Yesterday I had a difficult mediation which I sensed was heading towards an impasse. I suggested, after 4 tough hours of negotiation, that one of the attorneys (a smart, attractive woman) take a walk outside with opposing counsel--who had remained staunchly committed to his position all day. I won't say it fully resolved the case, but it definitely served to break the impasse and get both parties returning to the negotiation with "thumbs up". So it was with great amusement that I read today's L.A. Times article, "Obama makes a point with 1 word" and was shocked to find that the photo on page 24 appears to have Obama's thumb up, but my google image above appears to be Berlusconi's thumb up!

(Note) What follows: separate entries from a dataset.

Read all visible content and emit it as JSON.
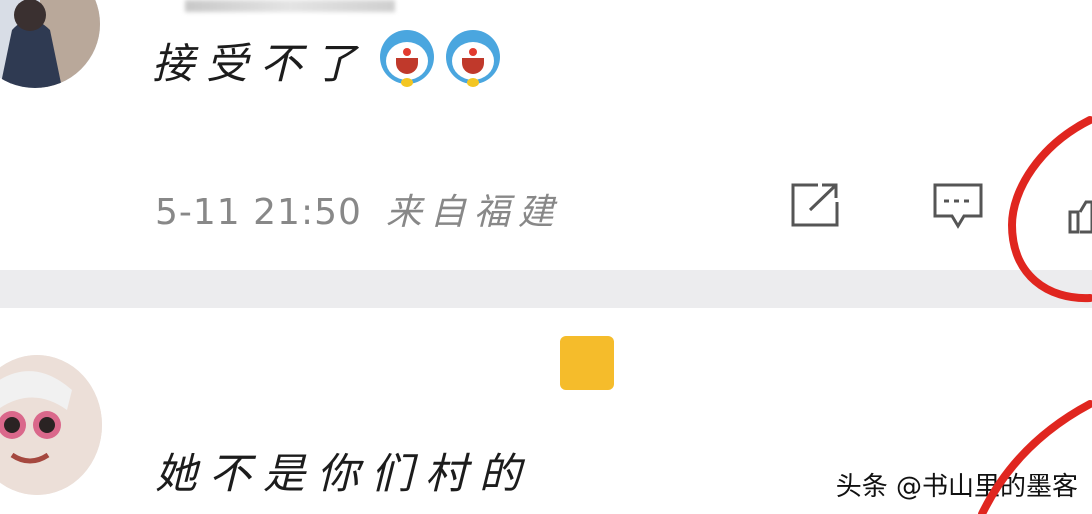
{
  "comments": [
    {
      "text": "接受不了",
      "emoji": [
        "doraemon-laugh-emoji",
        "doraemon-laugh-emoji"
      ],
      "time": "5-11 21:50",
      "location": "来自福建"
    },
    {
      "text": "她不是你们村的"
    }
  ],
  "actions": {
    "share_icon": "share-icon",
    "comment_icon": "comment-icon",
    "like_icon": "thumb-up-icon"
  },
  "watermark": "头条 @书山里的墨客",
  "colors": {
    "background": "#ffffff",
    "separator": "#ececee",
    "meta_text": "#888888",
    "annotation_red": "#e0261f",
    "emoji_blue": "#4aa6df",
    "sticker_yellow": "#f5bc2b"
  }
}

This, of course, only strengthens my point in this entry: diplomacy comes from small measures of partnership, not grand gestures of dictatorship. In the G20 yesterday, apparently the world's leaders were "stuck" over whether to "recognize" a list of tax havens being published by the Organization of Eceonomic Co-operation and Development. Obama tapped Sarkozy on the shoulder, huddled in a corner, and suggested they "note" the list, without "recognizing" it. Sarkozy concurred, and later so did Hu, resulting in a simple agreement and handshake.
Obama said: "We exercise leadership best when we are listening, when we recognize that the world is a complicated place and that we are going to have to act in partnership with other countries, when we lead by example, when we show some element of humility and recognize that we may not always have the best answer, but we can always encourage the best answer and support the best answer."

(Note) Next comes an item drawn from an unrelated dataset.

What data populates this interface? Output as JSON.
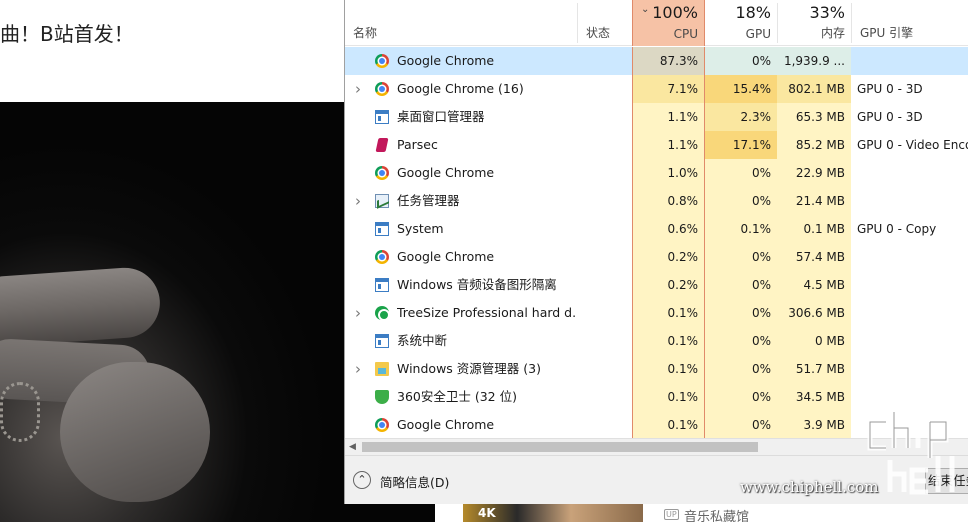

In this case, as in my mediation, the best answer was a small gesture of partnership and a large dose of humility, leading to "two thumbs up".
Attorney Jan Frankel Schau is a highly skilled neutral, engaged in full-time dispute resolution. Following a successful career spanning two decades in litigation, she has mediated over 700 cases for satisfied clients. Ms. Schau understands the nuances of trial and settlement practice as well as client relations and balancing the needs of their representatives with the risk and expenses of trial. Those who have used Ms. Schau’s services recognize excellence in her persistence, optimism, creativity and integrity.
Ms. Schau was the President of the Southern California Mediation Association in 2007 and is recognized as among the most outstanding mediators in Southern California in the mediation of civil disputes by her peers and clients. She also serves as a Trustee of the Board of Directors of the San Fernando Valley Bar Association, and has presided as Chair of it’s Alternative Dispute Resolution Section and Litigation Section. She holds a Certificate of Advanced Skills in Negotiation from the Straus Institute for Dispute Resolution of Pepperdine University as well as from the Western Law Center for Disability Rights at Loyola Law School.